WHAT IS EXPECTED :: Please copy each line from the entries that contains the string "data".

INPUT RECORDS ::
━━━━━━━━

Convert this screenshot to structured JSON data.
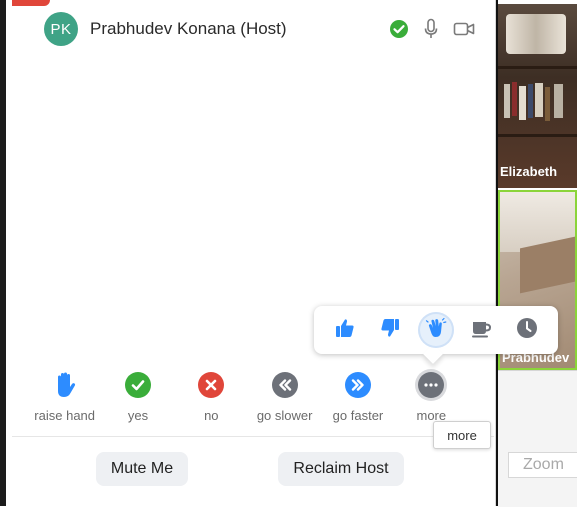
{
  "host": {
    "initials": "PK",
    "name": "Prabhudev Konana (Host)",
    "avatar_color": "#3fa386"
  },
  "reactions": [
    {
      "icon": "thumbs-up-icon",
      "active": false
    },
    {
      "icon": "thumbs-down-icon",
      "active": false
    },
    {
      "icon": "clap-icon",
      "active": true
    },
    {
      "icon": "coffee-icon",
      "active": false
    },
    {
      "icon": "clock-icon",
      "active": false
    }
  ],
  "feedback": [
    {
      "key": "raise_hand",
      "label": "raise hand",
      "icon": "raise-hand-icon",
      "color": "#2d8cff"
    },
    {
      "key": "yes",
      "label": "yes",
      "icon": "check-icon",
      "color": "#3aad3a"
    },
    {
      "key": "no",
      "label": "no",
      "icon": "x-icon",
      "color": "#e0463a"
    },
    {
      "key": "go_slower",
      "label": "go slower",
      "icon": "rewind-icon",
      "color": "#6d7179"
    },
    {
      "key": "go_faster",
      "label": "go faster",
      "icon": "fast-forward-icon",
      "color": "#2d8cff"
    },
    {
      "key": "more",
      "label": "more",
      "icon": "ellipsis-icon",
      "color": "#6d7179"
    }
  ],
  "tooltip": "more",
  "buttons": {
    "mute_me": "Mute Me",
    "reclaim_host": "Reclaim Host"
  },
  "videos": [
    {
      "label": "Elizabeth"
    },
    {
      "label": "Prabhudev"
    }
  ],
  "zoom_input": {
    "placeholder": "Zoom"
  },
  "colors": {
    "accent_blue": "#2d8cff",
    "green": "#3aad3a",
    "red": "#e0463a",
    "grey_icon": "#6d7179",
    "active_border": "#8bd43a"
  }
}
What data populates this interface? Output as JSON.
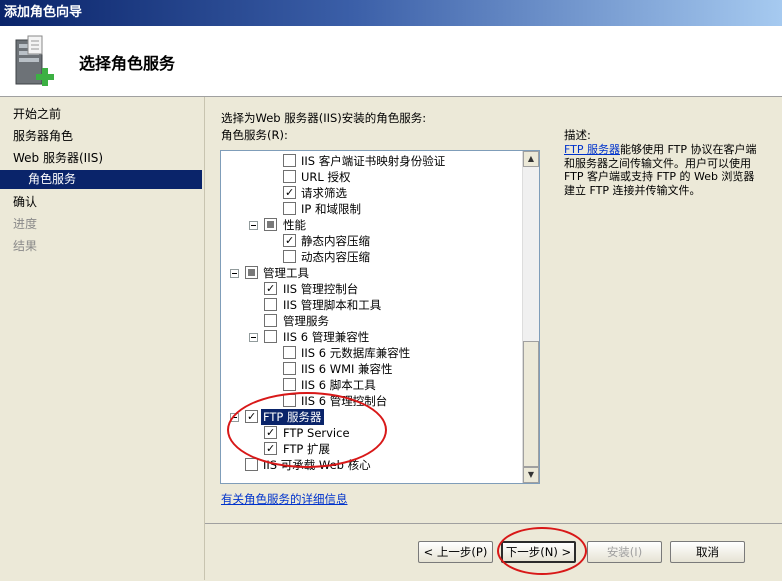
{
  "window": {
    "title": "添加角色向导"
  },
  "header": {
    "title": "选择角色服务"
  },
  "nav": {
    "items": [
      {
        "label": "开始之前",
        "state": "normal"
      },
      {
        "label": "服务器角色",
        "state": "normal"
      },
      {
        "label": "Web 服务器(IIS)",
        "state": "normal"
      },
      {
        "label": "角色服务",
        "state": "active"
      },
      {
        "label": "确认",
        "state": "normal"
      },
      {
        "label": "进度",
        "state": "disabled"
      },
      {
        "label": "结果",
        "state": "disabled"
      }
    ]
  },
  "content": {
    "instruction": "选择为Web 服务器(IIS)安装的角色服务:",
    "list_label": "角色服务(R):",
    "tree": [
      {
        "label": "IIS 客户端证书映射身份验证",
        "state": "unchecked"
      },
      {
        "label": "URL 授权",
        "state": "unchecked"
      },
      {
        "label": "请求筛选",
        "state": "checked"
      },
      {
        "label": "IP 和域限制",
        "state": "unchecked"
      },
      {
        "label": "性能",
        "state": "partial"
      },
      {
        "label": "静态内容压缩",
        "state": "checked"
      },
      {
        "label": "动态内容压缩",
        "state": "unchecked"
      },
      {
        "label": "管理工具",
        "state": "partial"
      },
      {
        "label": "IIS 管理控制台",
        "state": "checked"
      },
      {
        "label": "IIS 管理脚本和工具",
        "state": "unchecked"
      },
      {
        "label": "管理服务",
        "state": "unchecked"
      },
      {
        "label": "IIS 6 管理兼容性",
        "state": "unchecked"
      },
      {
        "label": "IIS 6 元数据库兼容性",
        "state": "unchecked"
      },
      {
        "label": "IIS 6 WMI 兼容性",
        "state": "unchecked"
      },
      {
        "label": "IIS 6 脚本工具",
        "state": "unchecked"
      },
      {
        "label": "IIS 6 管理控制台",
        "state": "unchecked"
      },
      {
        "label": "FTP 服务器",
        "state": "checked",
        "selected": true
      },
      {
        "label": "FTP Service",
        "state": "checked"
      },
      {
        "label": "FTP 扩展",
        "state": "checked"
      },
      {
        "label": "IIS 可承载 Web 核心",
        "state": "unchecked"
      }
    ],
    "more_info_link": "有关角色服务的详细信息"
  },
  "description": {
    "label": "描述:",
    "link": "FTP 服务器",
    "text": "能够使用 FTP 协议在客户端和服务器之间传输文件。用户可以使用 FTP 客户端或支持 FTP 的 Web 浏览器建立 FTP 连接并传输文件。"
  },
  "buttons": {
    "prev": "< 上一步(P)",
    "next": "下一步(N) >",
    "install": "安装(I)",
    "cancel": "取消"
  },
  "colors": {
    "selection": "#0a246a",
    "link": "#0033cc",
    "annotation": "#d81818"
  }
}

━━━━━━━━

ANSWER TO THE PROBLEM ::
Convert this screenshot to structured JSON data.
What data populates this interface? Output as JSON.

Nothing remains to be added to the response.